=== TASK DESCRIPTION ===
Where a line below includes the word "raises", copy that line.
#####
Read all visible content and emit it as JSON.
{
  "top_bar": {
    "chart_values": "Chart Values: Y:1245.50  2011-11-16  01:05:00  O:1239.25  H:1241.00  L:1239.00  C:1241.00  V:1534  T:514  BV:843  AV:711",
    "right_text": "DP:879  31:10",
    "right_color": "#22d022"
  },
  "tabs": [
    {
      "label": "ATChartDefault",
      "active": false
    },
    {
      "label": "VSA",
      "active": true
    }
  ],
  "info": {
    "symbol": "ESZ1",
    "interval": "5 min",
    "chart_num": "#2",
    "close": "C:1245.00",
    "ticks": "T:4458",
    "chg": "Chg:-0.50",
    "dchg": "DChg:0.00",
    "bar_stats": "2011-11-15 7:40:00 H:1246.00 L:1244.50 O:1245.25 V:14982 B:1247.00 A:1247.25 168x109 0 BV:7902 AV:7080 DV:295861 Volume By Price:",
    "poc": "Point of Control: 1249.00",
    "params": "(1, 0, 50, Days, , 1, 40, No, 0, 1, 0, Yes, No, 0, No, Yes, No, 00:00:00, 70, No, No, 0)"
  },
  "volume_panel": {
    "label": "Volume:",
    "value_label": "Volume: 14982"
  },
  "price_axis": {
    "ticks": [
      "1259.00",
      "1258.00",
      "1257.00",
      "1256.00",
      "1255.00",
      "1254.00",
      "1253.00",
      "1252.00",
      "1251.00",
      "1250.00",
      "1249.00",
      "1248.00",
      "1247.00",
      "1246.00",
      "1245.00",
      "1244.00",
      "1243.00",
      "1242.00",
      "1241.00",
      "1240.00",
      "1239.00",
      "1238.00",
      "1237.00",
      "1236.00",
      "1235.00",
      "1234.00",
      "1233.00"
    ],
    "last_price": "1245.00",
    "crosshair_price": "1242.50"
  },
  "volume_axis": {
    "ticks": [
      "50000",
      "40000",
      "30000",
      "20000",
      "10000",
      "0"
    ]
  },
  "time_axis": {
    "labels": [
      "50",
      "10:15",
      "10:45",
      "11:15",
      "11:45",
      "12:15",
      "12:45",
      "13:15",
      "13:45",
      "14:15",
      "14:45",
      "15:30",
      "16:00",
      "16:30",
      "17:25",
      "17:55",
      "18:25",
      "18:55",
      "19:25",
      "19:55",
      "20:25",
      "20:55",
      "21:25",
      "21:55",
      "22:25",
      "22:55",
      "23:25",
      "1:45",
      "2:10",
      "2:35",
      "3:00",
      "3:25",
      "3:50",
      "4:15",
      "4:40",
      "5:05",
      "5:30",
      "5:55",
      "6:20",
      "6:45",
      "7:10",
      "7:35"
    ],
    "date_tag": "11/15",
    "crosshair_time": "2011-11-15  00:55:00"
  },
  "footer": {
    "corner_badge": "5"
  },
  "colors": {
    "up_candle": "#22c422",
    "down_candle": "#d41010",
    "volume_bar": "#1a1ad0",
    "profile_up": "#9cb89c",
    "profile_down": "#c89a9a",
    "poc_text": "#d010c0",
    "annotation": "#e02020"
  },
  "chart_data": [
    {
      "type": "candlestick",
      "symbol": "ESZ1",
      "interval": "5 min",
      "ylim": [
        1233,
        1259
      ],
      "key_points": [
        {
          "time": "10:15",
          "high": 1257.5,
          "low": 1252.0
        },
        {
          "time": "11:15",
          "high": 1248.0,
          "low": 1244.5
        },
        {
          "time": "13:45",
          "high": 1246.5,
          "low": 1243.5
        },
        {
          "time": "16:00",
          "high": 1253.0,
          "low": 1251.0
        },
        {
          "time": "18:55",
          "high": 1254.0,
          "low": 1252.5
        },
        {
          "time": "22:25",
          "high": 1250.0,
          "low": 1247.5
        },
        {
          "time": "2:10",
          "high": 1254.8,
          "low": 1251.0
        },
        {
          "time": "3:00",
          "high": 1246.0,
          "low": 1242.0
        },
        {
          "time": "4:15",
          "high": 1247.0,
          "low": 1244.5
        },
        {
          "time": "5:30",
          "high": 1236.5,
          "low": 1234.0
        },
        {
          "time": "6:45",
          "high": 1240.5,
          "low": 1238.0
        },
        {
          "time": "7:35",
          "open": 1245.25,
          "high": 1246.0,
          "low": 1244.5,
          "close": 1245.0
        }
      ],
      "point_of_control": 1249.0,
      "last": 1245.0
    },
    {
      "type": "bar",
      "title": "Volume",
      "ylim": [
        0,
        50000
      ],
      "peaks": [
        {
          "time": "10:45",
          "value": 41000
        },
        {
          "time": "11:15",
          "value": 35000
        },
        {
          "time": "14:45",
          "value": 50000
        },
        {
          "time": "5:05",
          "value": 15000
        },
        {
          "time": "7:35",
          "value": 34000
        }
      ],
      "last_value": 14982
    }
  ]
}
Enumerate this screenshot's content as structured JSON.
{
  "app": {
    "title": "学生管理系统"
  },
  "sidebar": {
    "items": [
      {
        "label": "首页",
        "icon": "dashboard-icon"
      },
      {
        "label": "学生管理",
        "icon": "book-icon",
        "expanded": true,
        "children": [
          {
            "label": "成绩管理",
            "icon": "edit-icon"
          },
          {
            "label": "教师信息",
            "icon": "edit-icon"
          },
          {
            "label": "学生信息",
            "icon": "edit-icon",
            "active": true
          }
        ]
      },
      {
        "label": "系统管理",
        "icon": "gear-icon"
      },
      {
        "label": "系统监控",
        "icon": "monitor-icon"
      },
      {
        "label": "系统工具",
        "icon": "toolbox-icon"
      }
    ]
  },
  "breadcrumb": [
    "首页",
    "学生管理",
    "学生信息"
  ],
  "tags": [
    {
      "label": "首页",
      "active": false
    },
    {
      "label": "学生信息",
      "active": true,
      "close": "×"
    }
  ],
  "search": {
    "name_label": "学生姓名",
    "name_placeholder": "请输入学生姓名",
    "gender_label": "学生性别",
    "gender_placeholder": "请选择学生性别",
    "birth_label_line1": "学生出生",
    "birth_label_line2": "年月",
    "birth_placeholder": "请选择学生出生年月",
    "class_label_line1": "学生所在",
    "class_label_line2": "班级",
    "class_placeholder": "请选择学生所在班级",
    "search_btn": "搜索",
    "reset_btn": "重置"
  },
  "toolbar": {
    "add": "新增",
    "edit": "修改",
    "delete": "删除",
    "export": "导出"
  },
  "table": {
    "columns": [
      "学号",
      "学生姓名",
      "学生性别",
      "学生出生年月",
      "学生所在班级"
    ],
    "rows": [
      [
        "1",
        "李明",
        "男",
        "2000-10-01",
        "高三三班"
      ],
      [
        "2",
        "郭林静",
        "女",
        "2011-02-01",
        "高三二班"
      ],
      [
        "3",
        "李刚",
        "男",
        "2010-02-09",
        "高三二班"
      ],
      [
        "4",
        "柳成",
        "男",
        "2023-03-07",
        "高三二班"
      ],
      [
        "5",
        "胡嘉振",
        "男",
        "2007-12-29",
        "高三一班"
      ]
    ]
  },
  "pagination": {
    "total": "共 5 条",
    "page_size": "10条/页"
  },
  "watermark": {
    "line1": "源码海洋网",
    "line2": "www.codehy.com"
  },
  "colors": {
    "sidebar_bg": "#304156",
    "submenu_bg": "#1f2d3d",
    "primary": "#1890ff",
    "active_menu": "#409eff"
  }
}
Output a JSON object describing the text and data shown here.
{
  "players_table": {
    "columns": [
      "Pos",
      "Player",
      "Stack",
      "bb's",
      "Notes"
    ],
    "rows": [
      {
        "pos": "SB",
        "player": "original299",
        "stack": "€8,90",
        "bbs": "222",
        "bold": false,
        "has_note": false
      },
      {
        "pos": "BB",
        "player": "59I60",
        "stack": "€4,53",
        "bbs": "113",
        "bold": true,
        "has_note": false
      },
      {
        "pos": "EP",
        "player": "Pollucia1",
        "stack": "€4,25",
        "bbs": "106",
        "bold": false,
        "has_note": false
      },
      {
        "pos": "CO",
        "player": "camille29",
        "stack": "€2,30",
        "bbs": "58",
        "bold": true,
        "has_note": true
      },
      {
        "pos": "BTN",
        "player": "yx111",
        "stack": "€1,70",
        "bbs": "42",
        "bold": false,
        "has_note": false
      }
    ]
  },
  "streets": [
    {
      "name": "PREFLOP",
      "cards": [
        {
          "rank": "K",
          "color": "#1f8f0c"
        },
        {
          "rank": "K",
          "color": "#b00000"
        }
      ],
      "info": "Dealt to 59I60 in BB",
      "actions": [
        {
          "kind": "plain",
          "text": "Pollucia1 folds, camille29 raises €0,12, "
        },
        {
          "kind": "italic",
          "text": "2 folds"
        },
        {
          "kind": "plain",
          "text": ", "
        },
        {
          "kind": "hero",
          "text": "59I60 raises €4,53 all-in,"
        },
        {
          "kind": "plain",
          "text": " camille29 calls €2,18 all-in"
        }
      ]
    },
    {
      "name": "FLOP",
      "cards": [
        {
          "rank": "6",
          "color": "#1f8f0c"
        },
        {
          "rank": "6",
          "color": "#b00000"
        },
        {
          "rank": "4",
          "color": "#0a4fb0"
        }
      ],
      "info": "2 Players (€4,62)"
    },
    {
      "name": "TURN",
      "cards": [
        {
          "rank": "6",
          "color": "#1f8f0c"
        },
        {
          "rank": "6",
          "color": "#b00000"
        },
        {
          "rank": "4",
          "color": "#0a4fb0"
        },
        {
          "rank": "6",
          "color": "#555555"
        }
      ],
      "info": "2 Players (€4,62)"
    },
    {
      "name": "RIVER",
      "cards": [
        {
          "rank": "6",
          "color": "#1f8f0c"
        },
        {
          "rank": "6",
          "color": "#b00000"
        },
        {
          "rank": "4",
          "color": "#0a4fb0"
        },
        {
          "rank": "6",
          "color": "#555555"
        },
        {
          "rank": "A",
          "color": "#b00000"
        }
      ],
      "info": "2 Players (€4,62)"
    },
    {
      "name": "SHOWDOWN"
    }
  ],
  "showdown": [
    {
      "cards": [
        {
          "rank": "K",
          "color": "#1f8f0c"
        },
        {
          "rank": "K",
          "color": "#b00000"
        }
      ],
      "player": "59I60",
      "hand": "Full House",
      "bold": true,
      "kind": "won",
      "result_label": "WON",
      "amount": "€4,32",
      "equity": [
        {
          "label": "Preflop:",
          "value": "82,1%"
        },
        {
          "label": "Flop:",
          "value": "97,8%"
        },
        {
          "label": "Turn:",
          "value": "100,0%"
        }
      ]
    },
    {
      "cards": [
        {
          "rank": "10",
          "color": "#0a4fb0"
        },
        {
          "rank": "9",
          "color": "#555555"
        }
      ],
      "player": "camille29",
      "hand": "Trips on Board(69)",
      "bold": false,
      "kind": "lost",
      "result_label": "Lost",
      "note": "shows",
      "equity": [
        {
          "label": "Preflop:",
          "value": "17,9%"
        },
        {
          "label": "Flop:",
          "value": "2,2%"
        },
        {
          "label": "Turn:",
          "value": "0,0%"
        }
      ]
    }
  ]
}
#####
=== ANSWER TO THIS EXERCISE ===
          "text": "Pollucia1 folds, camille29 raises €0,12, "
          "text": "59I60 raises €4,53 all-in,"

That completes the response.